▶ [What this task involves]: Each record below should be returned exactly, with its pictures left out.

[Web page and app entries]
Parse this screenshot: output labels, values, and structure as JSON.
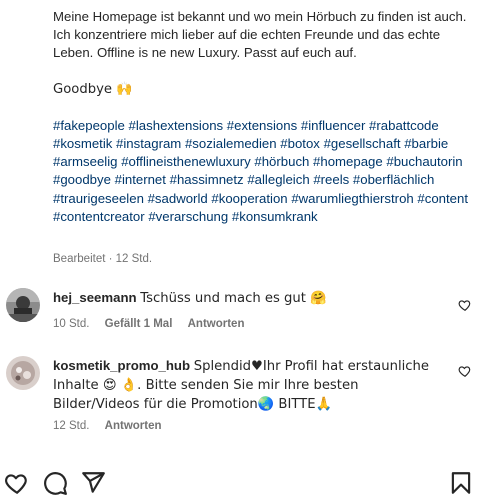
{
  "caption": {
    "paragraph1": "Meine Homepage ist bekannt und wo mein Hörbuch zu finden ist auch. Ich konzentriere mich lieber auf die echten Freunde und das echte Leben. Offline is ne new Luxury. Passt auf euch auf.",
    "paragraph2": "Goodbye 🙌",
    "hashtags": [
      "#fakepeople",
      "#lashextensions",
      "#extensions",
      "#influencer",
      "#rabattcode",
      "#kosmetik",
      "#instagram",
      "#sozialemedien",
      "#botox",
      "#gesellschaft",
      "#barbie",
      "#armseelig",
      "#offlineisthenewluxury",
      "#hörbuch",
      "#homepage",
      "#buchautorin",
      "#goodbye",
      "#internet",
      "#hassimnetz",
      "#allegleich",
      "#reels",
      "#oberflächlich",
      "#traurigeseelen",
      "#sadworld",
      "#kooperation",
      "#warumliegthierstroh",
      "#content",
      "#contentcreator",
      "#verarschung",
      "#konsumkrank"
    ],
    "meta": "Bearbeitet · 12 Std."
  },
  "comments": [
    {
      "username": "hej_seemann",
      "text": "Tschüss und mach es gut 🤗",
      "time": "10 Std.",
      "likes": "Gefällt 1 Mal",
      "reply": "Antworten"
    },
    {
      "username": "kosmetik_promo_hub",
      "text": "Splendid♥Ihr Profil hat erstaunliche Inhalte 😍 👌. Bitte senden Sie mir Ihre besten Bilder/Videos für die Promotion🌏 BITTE🙏",
      "time": "12 Std.",
      "reply": "Antworten"
    }
  ],
  "icons": {
    "like": "heart-icon",
    "comment": "comment-icon",
    "share": "send-icon",
    "save": "bookmark-icon",
    "comment_like": "heart-outline-icon"
  }
}
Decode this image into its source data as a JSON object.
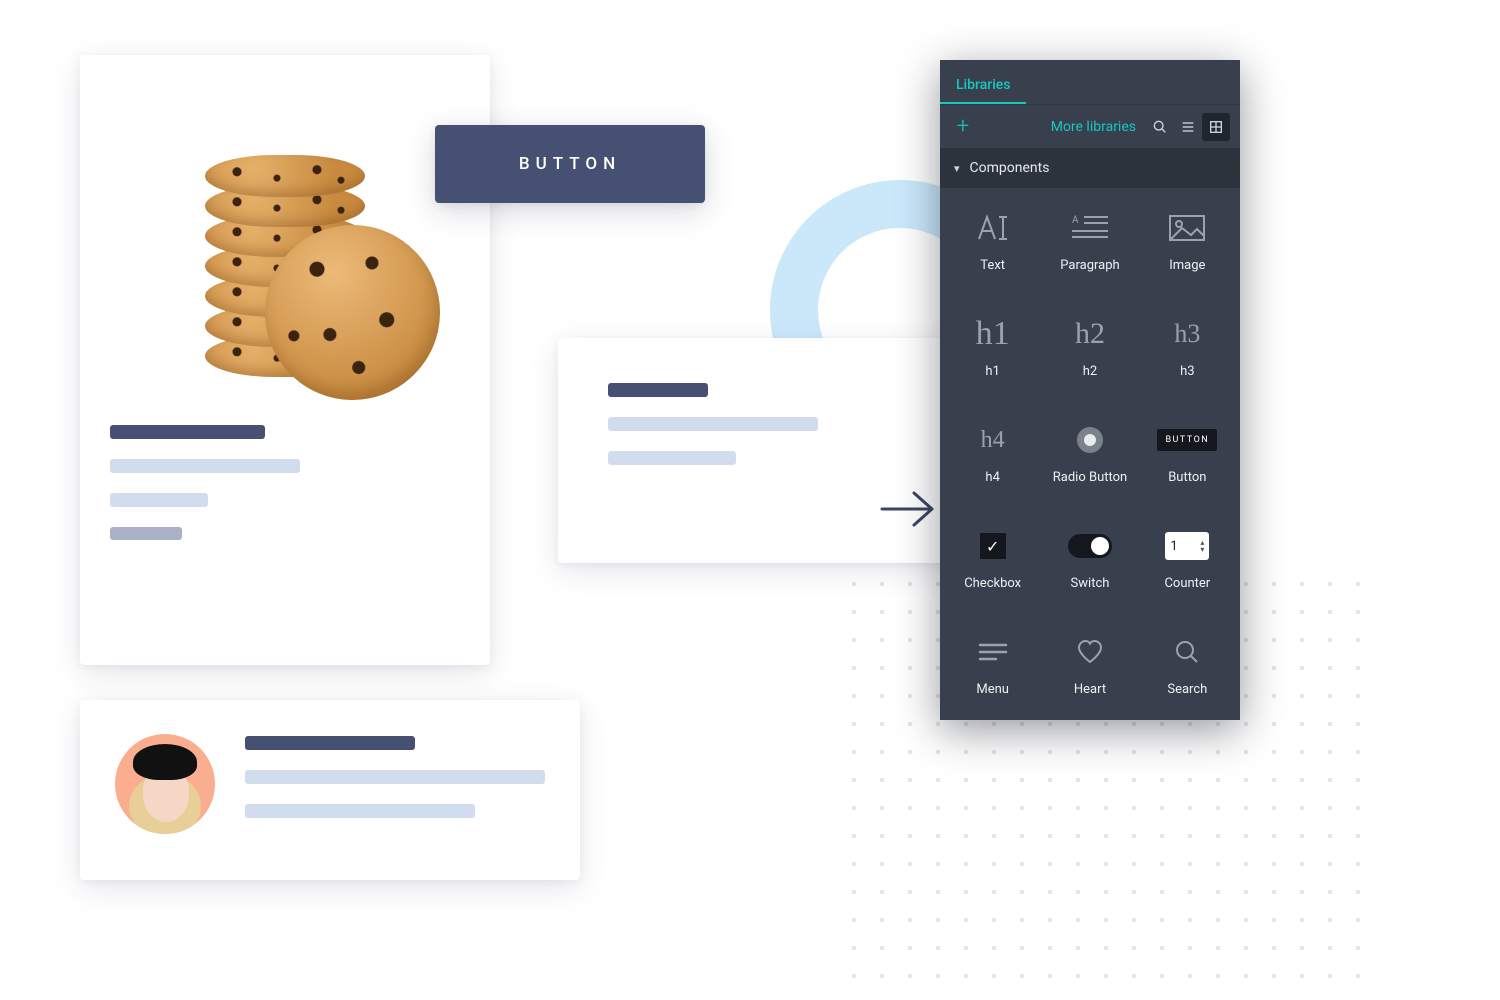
{
  "preview_button_label": "BUTTON",
  "panel": {
    "tab_label": "Libraries",
    "more_link": "More libraries",
    "section_label": "Components",
    "components": {
      "text": "Text",
      "paragraph": "Paragraph",
      "image": "Image",
      "h1": "h1",
      "h2": "h2",
      "h3": "h3",
      "h4": "h4",
      "radio": "Radio Button",
      "button": "Button",
      "checkbox": "Checkbox",
      "switch": "Switch",
      "counter": "Counter",
      "menu": "Menu",
      "heart": "Heart",
      "search": "Search"
    },
    "glyphs": {
      "h1": "h1",
      "h2": "h2",
      "h3": "h3",
      "h4": "h4",
      "button_chip": "BUTTON"
    },
    "counter_value": "1"
  }
}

▶ [Reply to the task]:
Parse this screenshot: output labels, values, and structure as JSON.
{
  "caption": {
    "paragraph1": "Meine Homepage ist bekannt und wo mein Hörbuch zu finden ist auch. Ich konzentriere mich lieber auf die echten Freunde und das echte Leben. Offline is ne new Luxury. Passt auf euch auf.",
    "paragraph2": "Goodbye 🙌",
    "hashtags": [
      "#fakepeople",
      "#lashextensions",
      "#extensions",
      "#influencer",
      "#rabattcode",
      "#kosmetik",
      "#instagram",
      "#sozialemedien",
      "#botox",
      "#gesellschaft",
      "#barbie",
      "#armseelig",
      "#offlineisthenewluxury",
      "#hörbuch",
      "#homepage",
      "#buchautorin",
      "#goodbye",
      "#internet",
      "#hassimnetz",
      "#allegleich",
      "#reels",
      "#oberflächlich",
      "#traurigeseelen",
      "#sadworld",
      "#kooperation",
      "#warumliegthierstroh",
      "#content",
      "#contentcreator",
      "#verarschung",
      "#konsumkrank"
    ],
    "meta": "Bearbeitet · 12 Std."
  },
  "comments": [
    {
      "username": "hej_seemann",
      "text": "Tschüss und mach es gut 🤗",
      "time": "10 Std.",
      "likes": "Gefällt 1 Mal",
      "reply": "Antworten"
    },
    {
      "username": "kosmetik_promo_hub",
      "text": "Splendid♥Ihr Profil hat erstaunliche Inhalte 😍 👌. Bitte senden Sie mir Ihre besten Bilder/Videos für die Promotion🌏 BITTE🙏",
      "time": "12 Std.",
      "reply": "Antworten"
    }
  ],
  "icons": {
    "like": "heart-icon",
    "comment": "comment-icon",
    "share": "send-icon",
    "save": "bookmark-icon",
    "comment_like": "heart-outline-icon"
  }
}
Decode this image into its source data as a JSON object.
{
  "preview_button_label": "BUTTON",
  "panel": {
    "tab_label": "Libraries",
    "more_link": "More libraries",
    "section_label": "Components",
    "components": {
      "text": "Text",
      "paragraph": "Paragraph",
      "image": "Image",
      "h1": "h1",
      "h2": "h2",
      "h3": "h3",
      "h4": "h4",
      "radio": "Radio Button",
      "button": "Button",
      "checkbox": "Checkbox",
      "switch": "Switch",
      "counter": "Counter",
      "menu": "Menu",
      "heart": "Heart",
      "search": "Search"
    },
    "glyphs": {
      "h1": "h1",
      "h2": "h2",
      "h3": "h3",
      "h4": "h4",
      "button_chip": "BUTTON"
    },
    "counter_value": "1"
  }
}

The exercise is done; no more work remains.